Component data from apps and pages:
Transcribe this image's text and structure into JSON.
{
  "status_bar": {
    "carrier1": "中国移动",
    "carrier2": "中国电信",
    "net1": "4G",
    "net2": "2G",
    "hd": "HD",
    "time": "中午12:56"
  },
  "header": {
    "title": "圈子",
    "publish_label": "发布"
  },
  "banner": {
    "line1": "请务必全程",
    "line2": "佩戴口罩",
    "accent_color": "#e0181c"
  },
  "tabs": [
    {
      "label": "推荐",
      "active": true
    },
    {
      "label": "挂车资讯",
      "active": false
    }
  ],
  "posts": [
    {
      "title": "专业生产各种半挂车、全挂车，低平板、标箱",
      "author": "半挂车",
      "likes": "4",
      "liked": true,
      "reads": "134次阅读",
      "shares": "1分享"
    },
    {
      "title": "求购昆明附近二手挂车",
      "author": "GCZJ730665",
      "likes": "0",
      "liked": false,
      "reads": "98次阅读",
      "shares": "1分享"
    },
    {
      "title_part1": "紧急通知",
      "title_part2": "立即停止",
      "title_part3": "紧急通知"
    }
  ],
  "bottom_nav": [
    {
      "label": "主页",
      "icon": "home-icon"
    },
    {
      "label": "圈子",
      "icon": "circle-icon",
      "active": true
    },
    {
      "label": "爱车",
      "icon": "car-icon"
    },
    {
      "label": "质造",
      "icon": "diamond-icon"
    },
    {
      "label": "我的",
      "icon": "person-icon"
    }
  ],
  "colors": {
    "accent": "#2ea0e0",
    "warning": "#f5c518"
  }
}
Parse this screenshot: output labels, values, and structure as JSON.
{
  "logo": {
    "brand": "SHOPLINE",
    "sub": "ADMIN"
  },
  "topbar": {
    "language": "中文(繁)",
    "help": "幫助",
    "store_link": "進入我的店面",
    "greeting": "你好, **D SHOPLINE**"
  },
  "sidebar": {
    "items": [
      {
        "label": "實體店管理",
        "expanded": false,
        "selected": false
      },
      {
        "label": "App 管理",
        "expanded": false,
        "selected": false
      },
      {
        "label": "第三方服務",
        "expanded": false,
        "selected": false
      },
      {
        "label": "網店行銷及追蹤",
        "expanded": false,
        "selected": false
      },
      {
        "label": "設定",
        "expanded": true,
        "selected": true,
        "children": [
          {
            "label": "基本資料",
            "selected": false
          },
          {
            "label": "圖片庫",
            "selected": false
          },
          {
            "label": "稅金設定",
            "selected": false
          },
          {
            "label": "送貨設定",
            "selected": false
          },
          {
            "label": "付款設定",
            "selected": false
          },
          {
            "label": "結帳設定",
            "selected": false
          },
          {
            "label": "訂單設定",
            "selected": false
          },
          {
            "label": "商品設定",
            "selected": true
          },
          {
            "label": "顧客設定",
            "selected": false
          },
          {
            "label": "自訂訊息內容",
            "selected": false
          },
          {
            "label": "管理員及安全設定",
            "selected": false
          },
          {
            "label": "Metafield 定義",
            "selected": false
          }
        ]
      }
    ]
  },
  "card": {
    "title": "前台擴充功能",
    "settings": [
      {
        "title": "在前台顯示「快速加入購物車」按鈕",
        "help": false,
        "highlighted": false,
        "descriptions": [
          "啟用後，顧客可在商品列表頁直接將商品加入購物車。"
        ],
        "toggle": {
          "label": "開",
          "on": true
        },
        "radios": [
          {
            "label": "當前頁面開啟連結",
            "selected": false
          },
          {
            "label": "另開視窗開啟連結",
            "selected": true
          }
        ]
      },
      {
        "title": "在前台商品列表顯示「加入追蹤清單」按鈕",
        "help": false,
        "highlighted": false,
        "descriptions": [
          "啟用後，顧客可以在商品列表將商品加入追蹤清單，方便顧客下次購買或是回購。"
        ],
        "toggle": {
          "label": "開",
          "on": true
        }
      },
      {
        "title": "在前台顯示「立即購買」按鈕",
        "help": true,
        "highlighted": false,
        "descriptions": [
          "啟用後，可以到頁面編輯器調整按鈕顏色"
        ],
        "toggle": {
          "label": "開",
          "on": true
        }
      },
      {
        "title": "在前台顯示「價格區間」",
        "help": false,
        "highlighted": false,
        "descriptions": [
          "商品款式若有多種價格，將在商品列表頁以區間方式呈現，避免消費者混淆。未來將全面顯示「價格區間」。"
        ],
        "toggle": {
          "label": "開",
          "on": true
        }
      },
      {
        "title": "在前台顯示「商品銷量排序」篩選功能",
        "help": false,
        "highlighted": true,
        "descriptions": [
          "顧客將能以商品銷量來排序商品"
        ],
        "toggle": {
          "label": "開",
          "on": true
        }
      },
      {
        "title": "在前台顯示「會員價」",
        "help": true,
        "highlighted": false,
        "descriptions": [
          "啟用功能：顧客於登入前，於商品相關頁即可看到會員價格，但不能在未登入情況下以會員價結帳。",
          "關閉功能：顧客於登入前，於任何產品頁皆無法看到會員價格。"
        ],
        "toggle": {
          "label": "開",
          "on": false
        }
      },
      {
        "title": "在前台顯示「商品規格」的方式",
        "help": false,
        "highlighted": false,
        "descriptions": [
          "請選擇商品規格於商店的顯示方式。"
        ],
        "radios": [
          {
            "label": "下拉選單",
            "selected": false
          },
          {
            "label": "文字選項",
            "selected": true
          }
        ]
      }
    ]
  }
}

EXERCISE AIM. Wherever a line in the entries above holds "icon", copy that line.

EXERCISE SOLUTION.
      "icon": "home-icon"
      "icon": "circle-icon",
      "icon": "car-icon"
      "icon": "diamond-icon"
      "icon": "person-icon"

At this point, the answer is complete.